Updated: Sept. 17, 2023
Over the coming weeks, the ExxonMobil team will be in the area performing drilling activities and studies at a nearby location off Lawhon Road. The intent of these activities is to identify whether the subsurface geological make-up is conducive for safely storing carbon dioxide emissions (CO2) deep underground through a process called carbon capture and storage (CCS).
What is CCS? CCS is one of the most critical technologies needed to help meet society’s net-zero goals. It works by capturing CO2 from industrial sources that would otherwise be released into the atmosphere, and injects it into geologic formations deep underground for safe, secure and permanent storage.

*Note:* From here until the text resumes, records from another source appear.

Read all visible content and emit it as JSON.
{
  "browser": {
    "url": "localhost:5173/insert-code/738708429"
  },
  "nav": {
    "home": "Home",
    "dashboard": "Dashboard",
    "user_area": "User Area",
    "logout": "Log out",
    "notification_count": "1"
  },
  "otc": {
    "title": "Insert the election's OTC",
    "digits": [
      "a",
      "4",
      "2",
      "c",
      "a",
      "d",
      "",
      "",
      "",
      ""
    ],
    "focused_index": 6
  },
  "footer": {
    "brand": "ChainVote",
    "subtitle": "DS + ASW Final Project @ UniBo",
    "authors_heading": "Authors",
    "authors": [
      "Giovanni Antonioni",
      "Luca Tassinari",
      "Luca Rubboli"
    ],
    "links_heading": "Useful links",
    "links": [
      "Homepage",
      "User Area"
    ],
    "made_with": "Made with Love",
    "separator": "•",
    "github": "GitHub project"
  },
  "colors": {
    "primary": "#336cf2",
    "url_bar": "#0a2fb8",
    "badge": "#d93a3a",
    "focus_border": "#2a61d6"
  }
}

Equipment is tentatively scheduled to arrive at the work location around the last week of September with activities commencing around early October. Activities at the location are tentatively scheduled to be completed around the middle of November.
During this time, you may notice increased activities at the work location including the placement and operation of drilling equipment. When performing any type of work, ExxonMobil strives to be a good neighbor by ensuring we are completing it safely and minimizing any impacts on the local community.

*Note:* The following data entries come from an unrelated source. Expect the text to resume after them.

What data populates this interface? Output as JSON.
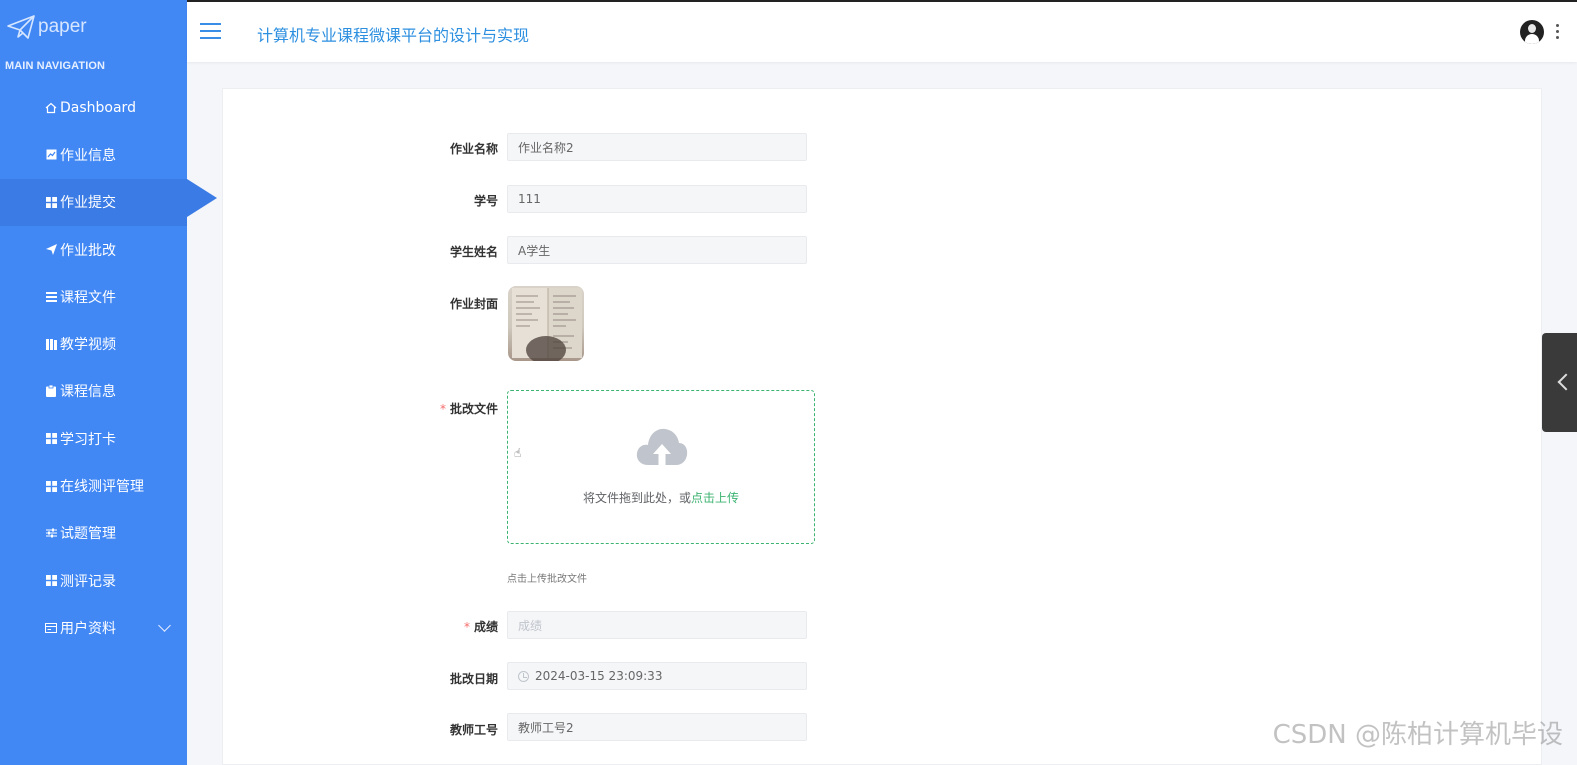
{
  "sidebar": {
    "logo_text": "paper",
    "nav_header": "MAIN NAVIGATION",
    "items": [
      {
        "label": "Dashboard",
        "icon": "home-icon"
      },
      {
        "label": "作业信息",
        "icon": "chart-icon"
      },
      {
        "label": "作业提交",
        "icon": "grid-icon",
        "active": true
      },
      {
        "label": "作业批改",
        "icon": "send-icon"
      },
      {
        "label": "课程文件",
        "icon": "list-icon"
      },
      {
        "label": "教学视频",
        "icon": "book-icon"
      },
      {
        "label": "课程信息",
        "icon": "clipboard-icon"
      },
      {
        "label": "学习打卡",
        "icon": "grid-icon"
      },
      {
        "label": "在线测评管理",
        "icon": "grid-icon"
      },
      {
        "label": "试题管理",
        "icon": "sliders-icon"
      },
      {
        "label": "测评记录",
        "icon": "grid-icon"
      },
      {
        "label": "用户资料",
        "icon": "card-icon",
        "expandable": true
      }
    ]
  },
  "header": {
    "title": "计算机专业课程微课平台的设计与实现"
  },
  "form": {
    "homework_name": {
      "label": "作业名称",
      "value": "作业名称2"
    },
    "student_id": {
      "label": "学号",
      "value": "111"
    },
    "student_name": {
      "label": "学生姓名",
      "value": "A学生"
    },
    "cover": {
      "label": "作业封面"
    },
    "review_file": {
      "label": "批改文件",
      "required": "*",
      "drop_text": "将文件拖到此处，或",
      "click_text": "点击上传",
      "tip": "点击上传批改文件"
    },
    "score": {
      "label": "成绩",
      "required": "*",
      "placeholder": "成绩"
    },
    "review_date": {
      "label": "批改日期",
      "value": "2024-03-15 23:09:33"
    },
    "teacher_id": {
      "label": "教师工号",
      "value": "教师工号2"
    }
  },
  "watermark": "CSDN @陈柏计算机毕设",
  "colors": {
    "sidebar_bg": "#4288f5",
    "sidebar_active": "#3b7be6",
    "title": "#2d8fe0",
    "upload_accent": "#3cb371",
    "required": "#f56c6c"
  }
}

Anticipated work schedule:
- End of September: Equipment is moved to work location.
- October: Activities at the site commence.

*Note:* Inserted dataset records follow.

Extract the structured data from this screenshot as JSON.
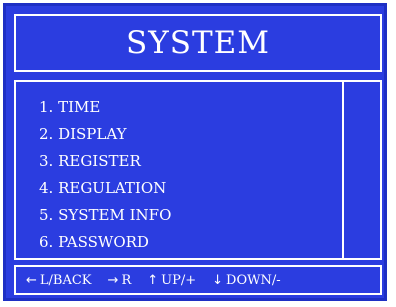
{
  "title": "SYSTEM",
  "menu": {
    "items": [
      {
        "label": "1. TIME"
      },
      {
        "label": "2. DISPLAY"
      },
      {
        "label": "3. REGISTER"
      },
      {
        "label": "4. REGULATION"
      },
      {
        "label": "5. SYSTEM INFO"
      },
      {
        "label": "6. PASSWORD"
      }
    ]
  },
  "nav": {
    "left": {
      "icon": "left-arrow-icon",
      "glyph": "←",
      "label": "L/BACK"
    },
    "right": {
      "icon": "right-arrow-icon",
      "glyph": "→",
      "label": "R"
    },
    "up": {
      "icon": "up-arrow-icon",
      "glyph": "↑",
      "label": "UP/+"
    },
    "down": {
      "icon": "down-arrow-icon",
      "glyph": "↓",
      "label": "DOWN/-"
    }
  },
  "colors": {
    "background": "#2b3de0",
    "border": "#ffffff",
    "text": "#ffffff"
  }
}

- Mid-November: Activities at the site completed.
Frequently Asked Questions:
Q: Why is this work taking place?
A: The intent of these activities is to identify whether the subsurface geological make-up is conducive for safely storing carbon dioxide emissions (CO2) deep underground through a process called carbon capture and storage.
Q: What is Carbon Capture and Storage and is it safe?
A: Carbon capture and storage is a safe and proven technology that ExxonMobil has more than 30 years of experience in. Carbon capture and storage technology works by capturing carbon dioxide (CO2) emissions from industrial sources before they can reach the atmosphere and safely transports them to a location where they can be injected thousands of feet under the earth’s surface into carefully selected geological formations where they can be permanently stored. Once underground, the CO2 is held in place by a thick seal rock and gradually transforms into solid minerals. To learn more, click here.
Q: What type of activities will be going on at the work location?
A: During this time, you may notice increased activities at the work location including the placement and operation of a drilling rig and associated equipment. When performing any type of work, ExxonMobil strives to be a good neighbor by ensuring we are completing it safely and minimizing any impacts on the local community.
Q: During this time will you be injecting carbon dioxide emissions (CO2) in the ground?
A: No, during these operations our team will not be injecting any carbon dioxide emissions (CO2) into the subsurface. These activities will focus on gathering the information required to help us identify whether the subsurface geological make-up of the area is conducive for storing CO2.
Q: How many individuals will be at the work location?
A: On average, we anticipate having between 20-30 workers at the job site during operations.
Q: What are the anticipated operational hours and schedule for this work?
A: To ensure we are minimizing our impact on the local community; we have structured a work schedule that will allow us to safely and efficiently reduce the duration of days needed to complete these activities. To achieve this goal, there will be periods of time where on-going operations throughout the day are needed, and we are committed to take the necessary steps to reduce community impacts from these activities.
If you would like more information, have a question, or would like to leave a comment, you can reach us at 1-888-364-4222 or email: Beaumont.firstname.lastname@example.org